Interesting news is emerging that the defence budget is facing cuts of up to £4bn next year. With the economy going into crisis because of the coronavirus pandemic, all bets are off when it comes to government spending.
The £41.5bn defence budget may be hit hard if national output falls by the 10% or more predicted by economists. Defence Secretary Ben Wallace has been appealing to the Chancellor not to let this happen. But The Sunday Times has reported that the ministry had been told to wait for a government-wide spending review, expected in November, as “everyone is considering the difficult fiscal position”.
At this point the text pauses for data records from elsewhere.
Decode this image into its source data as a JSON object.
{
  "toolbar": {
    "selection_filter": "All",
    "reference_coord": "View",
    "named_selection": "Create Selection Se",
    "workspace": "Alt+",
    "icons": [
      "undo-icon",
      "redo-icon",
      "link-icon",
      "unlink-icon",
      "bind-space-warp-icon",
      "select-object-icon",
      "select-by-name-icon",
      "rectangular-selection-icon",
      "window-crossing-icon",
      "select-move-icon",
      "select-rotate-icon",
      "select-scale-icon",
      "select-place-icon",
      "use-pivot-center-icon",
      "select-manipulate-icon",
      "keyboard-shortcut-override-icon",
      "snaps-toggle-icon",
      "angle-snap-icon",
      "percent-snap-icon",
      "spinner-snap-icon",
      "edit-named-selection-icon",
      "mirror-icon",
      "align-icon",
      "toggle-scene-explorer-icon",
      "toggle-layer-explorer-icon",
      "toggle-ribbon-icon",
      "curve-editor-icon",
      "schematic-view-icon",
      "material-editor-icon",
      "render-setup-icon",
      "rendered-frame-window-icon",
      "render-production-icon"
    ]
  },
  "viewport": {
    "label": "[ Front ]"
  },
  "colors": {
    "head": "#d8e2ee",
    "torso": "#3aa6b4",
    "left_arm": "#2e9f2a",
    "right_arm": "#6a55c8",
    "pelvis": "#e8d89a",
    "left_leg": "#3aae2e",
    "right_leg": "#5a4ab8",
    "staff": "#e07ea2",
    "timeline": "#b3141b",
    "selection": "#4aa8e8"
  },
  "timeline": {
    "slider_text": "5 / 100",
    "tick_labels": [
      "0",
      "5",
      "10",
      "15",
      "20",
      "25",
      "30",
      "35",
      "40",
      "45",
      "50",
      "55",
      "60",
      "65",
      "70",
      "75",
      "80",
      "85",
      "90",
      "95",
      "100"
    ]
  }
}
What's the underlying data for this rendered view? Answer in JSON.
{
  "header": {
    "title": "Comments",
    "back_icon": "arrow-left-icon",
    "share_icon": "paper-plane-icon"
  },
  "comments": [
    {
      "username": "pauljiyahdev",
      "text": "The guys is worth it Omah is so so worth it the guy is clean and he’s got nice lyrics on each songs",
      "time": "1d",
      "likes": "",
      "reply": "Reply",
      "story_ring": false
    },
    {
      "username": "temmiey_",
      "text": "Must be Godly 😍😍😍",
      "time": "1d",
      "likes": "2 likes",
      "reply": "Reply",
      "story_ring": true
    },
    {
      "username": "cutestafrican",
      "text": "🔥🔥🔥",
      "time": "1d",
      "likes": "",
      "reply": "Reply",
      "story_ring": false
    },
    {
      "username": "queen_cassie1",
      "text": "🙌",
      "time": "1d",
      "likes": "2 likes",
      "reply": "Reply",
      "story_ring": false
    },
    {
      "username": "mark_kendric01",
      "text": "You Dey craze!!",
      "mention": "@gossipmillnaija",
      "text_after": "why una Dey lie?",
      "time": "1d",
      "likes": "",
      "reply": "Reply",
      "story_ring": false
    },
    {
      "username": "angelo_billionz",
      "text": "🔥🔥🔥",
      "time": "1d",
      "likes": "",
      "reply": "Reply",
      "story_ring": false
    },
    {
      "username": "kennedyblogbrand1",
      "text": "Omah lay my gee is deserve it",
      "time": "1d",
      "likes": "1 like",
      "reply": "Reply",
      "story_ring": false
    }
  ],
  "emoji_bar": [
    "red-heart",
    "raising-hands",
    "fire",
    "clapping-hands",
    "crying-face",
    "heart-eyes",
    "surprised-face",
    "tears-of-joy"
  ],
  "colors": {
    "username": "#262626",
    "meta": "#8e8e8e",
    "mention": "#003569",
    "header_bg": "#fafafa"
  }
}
Meanwhile the government is mired in a delayed Integrated Review of defence, foreign and security policies and it’s anyone’s guess when this will finally report. There are suggestions that nothing is being treated as sacrosanct when it comes to cuts. According to military sources, ‘A top candidate for the chop is the nuclear submarine HMS Vanguard, armed with the Trident missile, which has been languishing in a dockyard in Plymouth for five years. A project to refuel its reactor is more than a year late after serious technical hitches, raising fears that its £400m budget is out of control and could double’.
It is suggested that Vanguard may be broken up for parts to keep the other three Trident subs going until the replacement comes on stream from 2030.
This means that the UK would have a three sub nuclear weapons fleet instead of four. This re-raises the debate of a decade ago, when the Lib Dems entered the Coalition government with the Conservatives. The Lib Dems in government put forward the argument that Britain should drop to three subs instead of four, and end ‘continuous at-sea deterrence’ (CASD). The case was extensively argued in a Cabinet Office review into a range of alternatives to the ‘like-for-like’ replacement of Trident, led by the then Armed Forces Minister Sir Nick Harvey. Indeed, Lib Dem opposition to like-for-like replacement was the most significant policy difference between the two Coalition parties.
Harvey slated CASD, describing it as complete insanity, that costs too much and is militarily illogical. Quite so, but the Conservatives didn’t buy the argument and Harvey was sidelined. But what they rejected at that time they may now have to embrace.
Meanwhile, the MoD has declined to comment on when HMS Vanguard will come back into service, falling back on the habitual argument that to release this information would “prejudice the capability, effectiveness or security of the armed forces”. Watch this space.